Gillies, an eminent Australian music scholar, said he was consulting with staff and students about creating alcohol-free zones on the universities' two campuses.
It is thought the informal dry areas will be created within the next six months.
Gillies detailed his plans while speaking to a conference of university administrators in Manchester.
He explained: "There are students who do come from a tradition that says alcohol is evil and they need to feel that they have a place at London Metropolitan University.
"They don't have to feel that this is an alcoholic environment, we are an educational environment, we are not seeking to push particular cultural or gastronomic values, we meet the needs of our students as they actually are.
"We therefore need to rethink how we cater for that 21st-century balance. For many students now, coming to university is not about having a big drinking experience. The university bar is not as used as it used to be."

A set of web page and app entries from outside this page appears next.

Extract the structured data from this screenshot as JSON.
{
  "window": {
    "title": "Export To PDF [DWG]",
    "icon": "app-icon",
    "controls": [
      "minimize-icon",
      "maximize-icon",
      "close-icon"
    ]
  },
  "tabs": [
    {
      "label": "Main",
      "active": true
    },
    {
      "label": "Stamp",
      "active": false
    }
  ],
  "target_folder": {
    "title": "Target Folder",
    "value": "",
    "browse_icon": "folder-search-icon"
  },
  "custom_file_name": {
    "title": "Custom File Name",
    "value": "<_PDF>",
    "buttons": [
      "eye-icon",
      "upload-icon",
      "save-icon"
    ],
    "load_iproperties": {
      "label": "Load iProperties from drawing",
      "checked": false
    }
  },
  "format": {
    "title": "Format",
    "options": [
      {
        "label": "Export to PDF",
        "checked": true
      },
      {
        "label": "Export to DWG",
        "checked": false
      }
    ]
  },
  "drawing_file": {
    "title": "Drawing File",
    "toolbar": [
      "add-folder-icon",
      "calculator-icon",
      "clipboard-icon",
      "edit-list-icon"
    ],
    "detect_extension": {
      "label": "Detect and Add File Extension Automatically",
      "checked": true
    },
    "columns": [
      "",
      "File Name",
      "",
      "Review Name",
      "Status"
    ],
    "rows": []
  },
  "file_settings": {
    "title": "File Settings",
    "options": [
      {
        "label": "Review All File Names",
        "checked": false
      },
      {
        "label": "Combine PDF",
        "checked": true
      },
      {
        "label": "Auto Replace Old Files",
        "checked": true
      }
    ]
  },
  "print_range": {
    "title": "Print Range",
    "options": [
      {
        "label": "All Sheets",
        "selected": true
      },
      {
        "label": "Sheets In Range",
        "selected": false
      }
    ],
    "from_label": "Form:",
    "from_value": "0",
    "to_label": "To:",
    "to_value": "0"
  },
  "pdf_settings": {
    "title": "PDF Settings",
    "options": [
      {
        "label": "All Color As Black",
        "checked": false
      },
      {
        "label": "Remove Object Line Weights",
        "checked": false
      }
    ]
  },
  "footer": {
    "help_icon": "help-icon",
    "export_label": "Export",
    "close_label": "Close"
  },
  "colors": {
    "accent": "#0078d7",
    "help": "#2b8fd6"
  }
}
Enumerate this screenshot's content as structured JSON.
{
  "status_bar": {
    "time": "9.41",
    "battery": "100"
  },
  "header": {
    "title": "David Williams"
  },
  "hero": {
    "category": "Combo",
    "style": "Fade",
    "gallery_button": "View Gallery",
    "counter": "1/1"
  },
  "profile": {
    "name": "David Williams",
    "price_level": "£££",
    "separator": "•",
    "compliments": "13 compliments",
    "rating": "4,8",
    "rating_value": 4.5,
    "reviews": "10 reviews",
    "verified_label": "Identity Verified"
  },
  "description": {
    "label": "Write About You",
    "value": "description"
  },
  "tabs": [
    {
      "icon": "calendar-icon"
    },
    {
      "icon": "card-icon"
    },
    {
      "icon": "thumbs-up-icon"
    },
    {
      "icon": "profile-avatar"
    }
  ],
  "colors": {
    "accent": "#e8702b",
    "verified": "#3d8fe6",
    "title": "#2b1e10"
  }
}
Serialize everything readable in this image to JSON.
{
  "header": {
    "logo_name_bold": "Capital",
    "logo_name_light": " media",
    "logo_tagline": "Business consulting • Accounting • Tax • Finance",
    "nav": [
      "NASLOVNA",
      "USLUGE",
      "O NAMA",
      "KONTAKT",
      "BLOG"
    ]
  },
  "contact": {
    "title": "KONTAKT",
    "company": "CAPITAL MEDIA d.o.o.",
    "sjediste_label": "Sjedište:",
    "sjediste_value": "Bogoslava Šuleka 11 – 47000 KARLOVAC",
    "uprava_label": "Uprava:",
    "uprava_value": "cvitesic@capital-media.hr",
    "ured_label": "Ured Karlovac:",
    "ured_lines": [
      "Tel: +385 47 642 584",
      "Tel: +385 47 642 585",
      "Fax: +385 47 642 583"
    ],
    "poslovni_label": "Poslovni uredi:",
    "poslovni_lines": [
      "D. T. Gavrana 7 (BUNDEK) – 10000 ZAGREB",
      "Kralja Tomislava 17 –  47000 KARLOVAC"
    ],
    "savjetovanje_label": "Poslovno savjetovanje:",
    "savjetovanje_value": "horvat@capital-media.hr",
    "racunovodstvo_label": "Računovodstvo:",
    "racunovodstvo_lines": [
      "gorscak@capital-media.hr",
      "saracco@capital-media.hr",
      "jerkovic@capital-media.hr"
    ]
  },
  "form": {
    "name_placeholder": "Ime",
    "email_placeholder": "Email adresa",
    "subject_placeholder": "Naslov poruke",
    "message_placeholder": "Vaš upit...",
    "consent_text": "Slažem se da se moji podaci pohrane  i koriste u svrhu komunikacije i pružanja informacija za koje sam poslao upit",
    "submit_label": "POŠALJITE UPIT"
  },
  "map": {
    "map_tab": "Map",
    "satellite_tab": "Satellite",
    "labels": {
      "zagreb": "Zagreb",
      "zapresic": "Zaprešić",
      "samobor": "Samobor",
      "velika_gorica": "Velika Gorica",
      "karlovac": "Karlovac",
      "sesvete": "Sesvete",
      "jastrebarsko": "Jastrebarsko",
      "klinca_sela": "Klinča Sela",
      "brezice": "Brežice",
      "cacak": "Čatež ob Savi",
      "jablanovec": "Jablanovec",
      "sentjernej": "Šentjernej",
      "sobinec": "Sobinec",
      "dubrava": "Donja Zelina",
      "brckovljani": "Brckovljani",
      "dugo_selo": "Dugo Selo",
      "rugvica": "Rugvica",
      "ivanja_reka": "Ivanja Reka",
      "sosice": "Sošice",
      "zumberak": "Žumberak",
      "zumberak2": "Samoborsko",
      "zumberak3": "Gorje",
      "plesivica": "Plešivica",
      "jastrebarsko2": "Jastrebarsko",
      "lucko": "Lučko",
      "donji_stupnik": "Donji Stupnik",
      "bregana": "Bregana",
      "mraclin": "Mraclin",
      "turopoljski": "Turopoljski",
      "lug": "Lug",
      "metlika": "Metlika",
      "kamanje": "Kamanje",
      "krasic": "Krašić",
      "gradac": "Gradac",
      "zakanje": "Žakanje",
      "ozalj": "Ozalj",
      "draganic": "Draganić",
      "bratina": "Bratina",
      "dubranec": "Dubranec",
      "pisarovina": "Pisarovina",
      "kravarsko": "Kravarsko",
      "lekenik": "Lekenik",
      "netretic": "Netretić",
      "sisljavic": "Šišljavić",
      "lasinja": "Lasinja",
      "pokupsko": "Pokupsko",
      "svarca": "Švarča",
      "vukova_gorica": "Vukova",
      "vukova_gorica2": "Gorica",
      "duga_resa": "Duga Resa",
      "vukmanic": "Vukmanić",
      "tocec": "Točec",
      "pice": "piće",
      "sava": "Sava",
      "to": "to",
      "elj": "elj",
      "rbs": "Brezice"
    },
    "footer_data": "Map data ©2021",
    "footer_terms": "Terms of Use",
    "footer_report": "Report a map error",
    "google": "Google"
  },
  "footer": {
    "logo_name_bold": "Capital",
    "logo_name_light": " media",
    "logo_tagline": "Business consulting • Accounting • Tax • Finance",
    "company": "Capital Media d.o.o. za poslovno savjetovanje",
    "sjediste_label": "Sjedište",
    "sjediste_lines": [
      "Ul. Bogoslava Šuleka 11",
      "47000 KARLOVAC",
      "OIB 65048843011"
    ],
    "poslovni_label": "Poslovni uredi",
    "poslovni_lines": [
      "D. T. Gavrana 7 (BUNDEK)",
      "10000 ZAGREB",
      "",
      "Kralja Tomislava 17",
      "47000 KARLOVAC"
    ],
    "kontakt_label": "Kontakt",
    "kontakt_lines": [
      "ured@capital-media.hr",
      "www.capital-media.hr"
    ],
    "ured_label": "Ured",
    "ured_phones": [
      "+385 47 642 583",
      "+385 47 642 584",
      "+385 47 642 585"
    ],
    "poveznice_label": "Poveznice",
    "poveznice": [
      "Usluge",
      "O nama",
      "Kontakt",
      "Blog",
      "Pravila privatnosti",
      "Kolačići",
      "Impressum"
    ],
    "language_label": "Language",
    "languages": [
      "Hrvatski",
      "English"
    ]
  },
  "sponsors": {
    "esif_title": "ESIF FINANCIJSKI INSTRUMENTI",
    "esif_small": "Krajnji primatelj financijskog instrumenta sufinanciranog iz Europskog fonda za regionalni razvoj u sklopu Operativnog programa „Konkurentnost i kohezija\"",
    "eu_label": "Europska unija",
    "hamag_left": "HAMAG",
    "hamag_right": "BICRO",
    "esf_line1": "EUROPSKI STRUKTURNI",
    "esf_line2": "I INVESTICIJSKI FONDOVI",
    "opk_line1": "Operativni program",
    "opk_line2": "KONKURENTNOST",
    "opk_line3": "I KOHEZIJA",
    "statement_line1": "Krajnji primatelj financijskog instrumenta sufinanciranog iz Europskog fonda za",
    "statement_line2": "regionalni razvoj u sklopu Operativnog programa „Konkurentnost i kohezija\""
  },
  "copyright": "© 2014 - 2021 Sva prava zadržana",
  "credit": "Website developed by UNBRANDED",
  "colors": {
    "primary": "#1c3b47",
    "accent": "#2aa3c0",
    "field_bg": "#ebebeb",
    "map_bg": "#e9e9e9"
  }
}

He also told the Times Higher Education: "It's a negative experience - in fact, an immoral experience - for a high percentage of our students."
Speaking at the conference, Gillies also said universities need to be more careful about the portrayal of sex on campus because of the conservative nature of some Muslim females.
"We've got a younger generation that are often exceedingly conservative, and we need to be much more cautious about sex too.
"Their student experience is going to be different from someone who is gorging out in the Chocoholics Society, or someone who is there to have a... libidinous time."
"How will we service the changing balance of our students unless we ourselves evolve?" he added.
Chris Sorek, chief executive of alcohol education charity Drinkaware, welcomes the plans put forward by Giles.
He told the Daily Telegraph: "Student life is frequently portrayed in the media and popular culture as one big party. Despite the stereotypical image, not all students want to only have boozy memories of their university days.
"It is important that universities provide support for students who don't always want 'big' nights out. Alternatives like alcohol-free café spaces and cinemas give students a choice."